Rust also surveyed some of the farmers involved in the program to see if their attitudes towards predators have changed. She found the majority had become more tolerant of cheetahs on their land. Farmers also reported a perceived increase in cheetah numbers after a year of having the dogs.
Another successful outcome of this study was the cost-effectiveness aspect of the guarding-dog program. The cost of running the program for the first year (including food, vet bills, salary and travel fees for a “Dog Officer,” etc.) was still less than the amount that farmers saved by having the dogs on their property.
Based on this outcome, Rust suggests a government-funded guarding-dog program would work better than the systems already in place.

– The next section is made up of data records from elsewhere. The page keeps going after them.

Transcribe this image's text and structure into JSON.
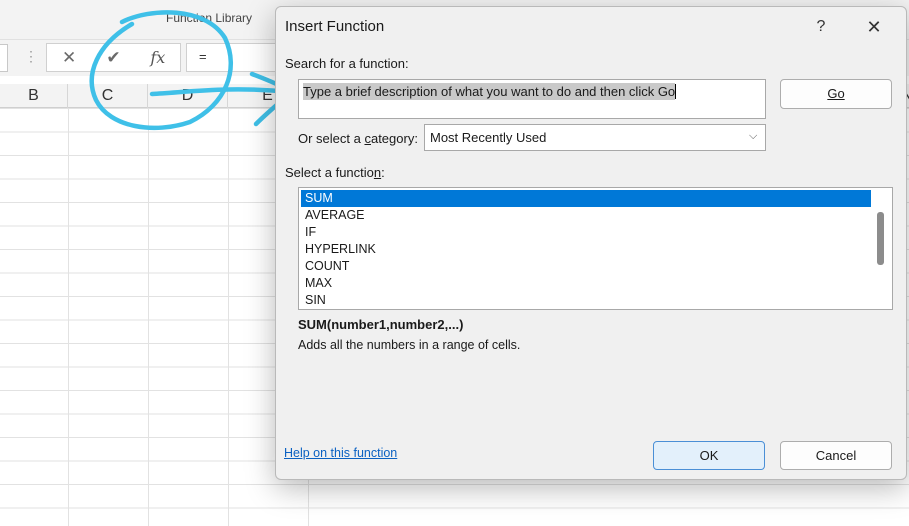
{
  "ribbon": {
    "group_label": "Function Library"
  },
  "formula_bar": {
    "dots": "⋮",
    "cancel_glyph": "✕",
    "enter_glyph": "✔",
    "fx_glyph": "fx",
    "value": "="
  },
  "columns": [
    "B",
    "C",
    "D",
    "E"
  ],
  "edge_column": "N",
  "dialog": {
    "title": "Insert Function",
    "help_glyph": "?",
    "close_glyph": "✕",
    "search_label_pre": "Search for a function:",
    "search_value": "Type a brief description of what you want to do and then click Go",
    "go_label": "Go",
    "category_label_pre": "Or select a ",
    "category_label_key": "c",
    "category_label_post": "ategory:",
    "category_value": "Most Recently Used",
    "function_label_pre": "Select a functio",
    "function_label_key": "n",
    "function_label_post": ":",
    "functions": [
      "SUM",
      "AVERAGE",
      "IF",
      "HYPERLINK",
      "COUNT",
      "MAX",
      "SIN"
    ],
    "selected_function": "SUM",
    "signature": "SUM(number1,number2,...)",
    "description": "Adds all the numbers in a range of cells.",
    "help_link": "Help on this function",
    "ok_label": "OK",
    "cancel_label": "Cancel"
  },
  "colors": {
    "accent": "#0078d7",
    "annotation": "#3fc0e8",
    "link": "#0b61c2"
  }
}
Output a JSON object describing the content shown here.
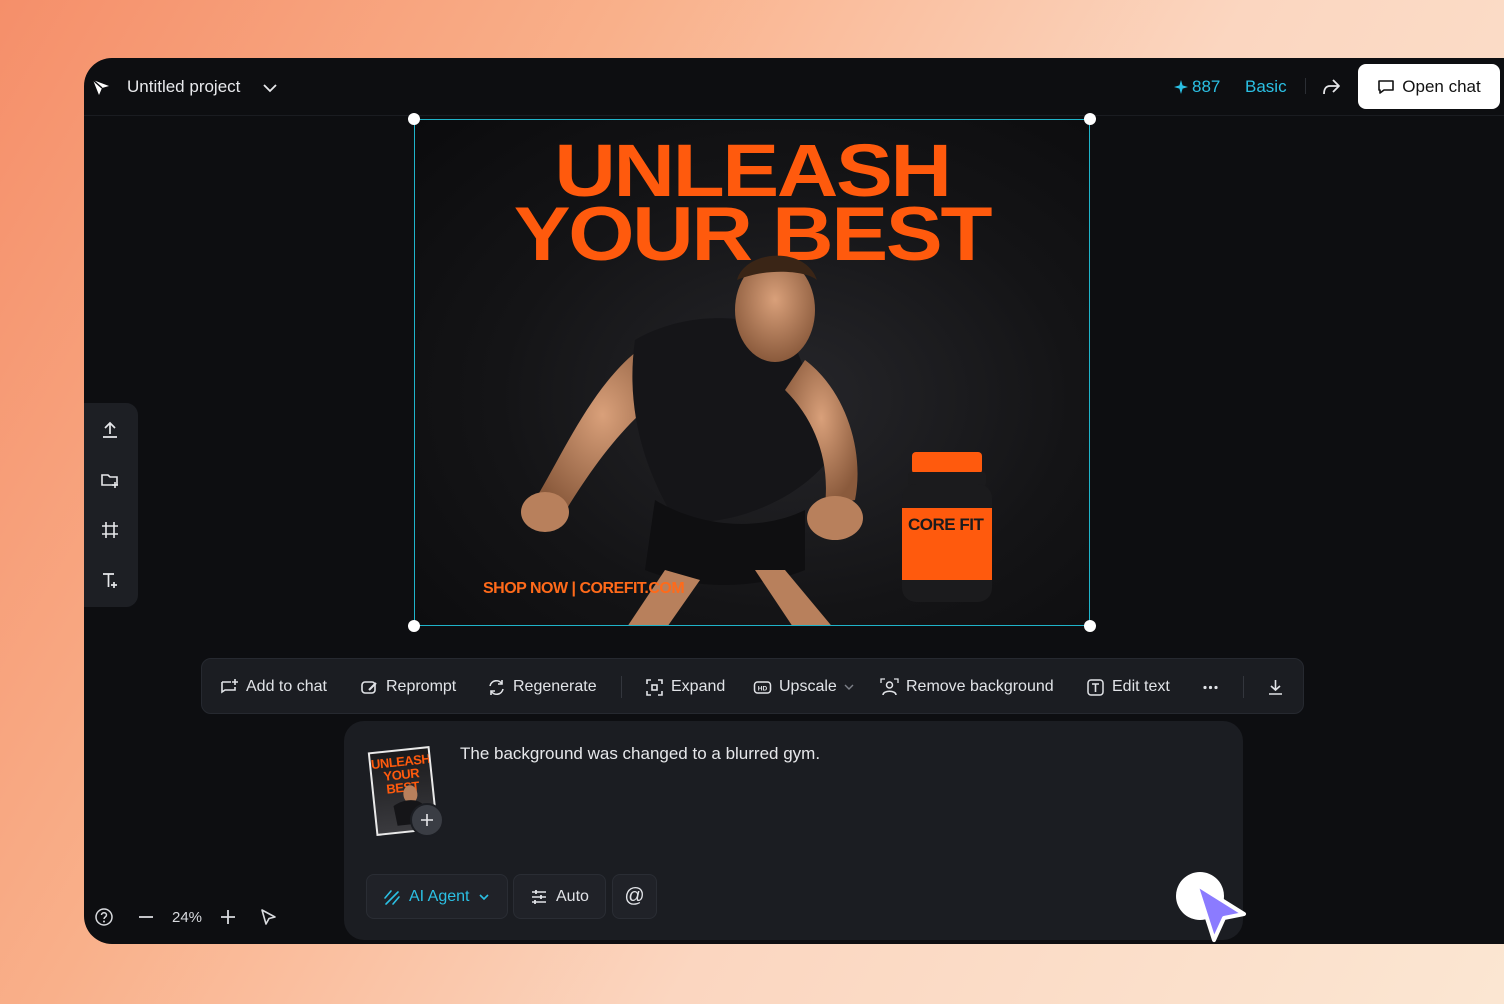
{
  "header": {
    "project_title": "Untitled project",
    "credits": "887",
    "plan": "Basic",
    "open_chat_label": "Open chat"
  },
  "poster": {
    "headline_line1": "UNLEASH",
    "headline_line2": "YOUR BEST",
    "footer_text": "SHOP NOW | COREFIT.COM",
    "product_label": "CORE FIT",
    "accent_color": "#ff5a0d"
  },
  "left_toolbar": {
    "items": [
      "upload-icon",
      "folder-add-icon",
      "crop-icon",
      "add-text-icon"
    ]
  },
  "action_bar": {
    "add_to_chat": "Add to chat",
    "reprompt": "Reprompt",
    "regenerate": "Regenerate",
    "expand": "Expand",
    "upscale": "Upscale",
    "remove_background": "Remove background",
    "edit_text": "Edit text"
  },
  "chat": {
    "thumbnail_text": "UNLEASH YOUR BEST",
    "message": "The background was changed to a blurred gym.",
    "agent_label": "AI Agent",
    "mode_label": "Auto",
    "mention_label": "@"
  },
  "zoom": {
    "level": "24%"
  },
  "colors": {
    "accent_cyan": "#2bc0e4",
    "selection": "#1fb3c9",
    "agent_purple": "#8b7bff"
  }
}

“A lot of countries have government-run compensation schemes to reimburse farmers for losses to predators, but these are often fraught with problems such as delay in payment, difficulties proving stock were killed [by] predators, and corruption,” she said. “Also it can make farmers lazy to protect their stock properly because they know they’ll get reimbursed for their losses. But if there was a scheme that provided dogs to farmers then I think that would work far better than compensation because it would be a one-off thing (or at least for the life of the dog).”
Cheetah Outreach is currently working on ways to make the program even more effective and implement it on a larger scale, while researchers continue to analyze the social aspects of the program and the behavioral responses of the predators to the presence of dogs.
- Rust, N. A., Whitehouse‐Tedd, K. M., & MacMillan, D. C. (2013). Perceived efficacy of livestock‐guarding dogs in South Africa: Implications for cheetah conservation. Wildlife Society Bulletin, 37(4), 690-697.